If curtains are important for the look you want to achieve, fabric that is similar to the color of the walls will feel less intrusive on the space. The greater the different between the color of the wall and the curtains, the more the curtains will visually intrude upon the space.

To increase the perceived size of a window, consider mounting the curtain rods higher above the window frame (close to the ceiling) and further out from the sides of the window frame. The visual effect will be a taller, wider window than actually exists. I’ve found in my experience that this technique works very well. It’s one of my favorites

Large space tips for a more intimate, social environment…”

Looking for some large space tips for the room you’re working with right now? I’ve discovered there are things you can do to make the most of a large room situation while creating islands of coziness for social interaction.

Working with a large space can seem almost as challenging as dealing with a small space sometimes. Have you ever been in a big living room that just didn’t feel very functional? The furniture was too far apart perhaps. There wasn’t a sense of intimacy in the space…it just felt big and overwhelming?

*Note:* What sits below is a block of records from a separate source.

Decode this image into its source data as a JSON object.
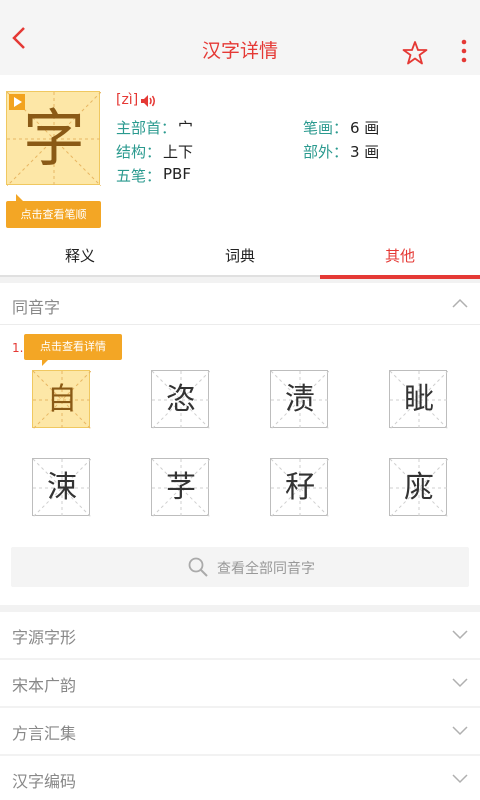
{
  "header": {
    "title": "汉字详情"
  },
  "character": {
    "char": "字",
    "pinyin": "[zì]",
    "stroke_order_button": "点击查看笔顺",
    "fields": {
      "radical_label": "主部首：",
      "radical_value": "宀",
      "strokes_label": "笔画：",
      "strokes_value": "6 画",
      "structure_label": "结构：",
      "structure_value": "上下",
      "outside_label": "部外：",
      "outside_value": "3 画",
      "wubi_label": "五笔：",
      "wubi_value": "PBF"
    }
  },
  "tabs": [
    {
      "label": "释义",
      "active": false
    },
    {
      "label": "词典",
      "active": false
    },
    {
      "label": "其他",
      "active": true
    }
  ],
  "homophones": {
    "title": "同音字",
    "index": "1.",
    "tip": "点击查看详情",
    "chars": [
      "自",
      "恣",
      "渍",
      "眦",
      "涑",
      "芓",
      "秄",
      "庣"
    ],
    "view_all": "查看全部同音字"
  },
  "sections": [
    {
      "title": "字源字形"
    },
    {
      "title": "宋本广韵"
    },
    {
      "title": "方言汇集"
    },
    {
      "title": "汉字编码"
    }
  ],
  "colors": {
    "accent": "#e53935",
    "highlight": "#fde7a7",
    "label": "#2b9a8f",
    "tip": "#f3a625"
  }
}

Being able to communicate properly in a social setting requires proper placement of furniture and an environment to enhance interaction.

If you have a large room with a high ceiling, here are my top large space tips for making the room feel less cavernous and more intimate:

Create Social Islands

Multiple seating areas are more practical than having to virtually shout across a large room. Create several conversation groupings within the space. Area rugs could be used to further anchor these social areas and enhance the perception of smaller, more intimate spaces within the larger design.

Add Visual Weight

Try larger scaled furniture and artwork. This will carry more visual weight in a big room. It won’t have as much tendency to disappear within the scene. Using items of larger scale should not be confused with over-stuffing the room with furniture and accessories, however. The right balance is important.

Warm the Walls

Hues on the warm side of the color wheel seem to move forward and visually envelope a space to create a greater sense of intimacy. Take advantage of this by making the walls a warm hue.

Bring the Ceiling Down

Well…not literally. But you can create the perception of a lower ceiling by simply painting it a darker tone than the walls.

Written by : interior-design-tuto.net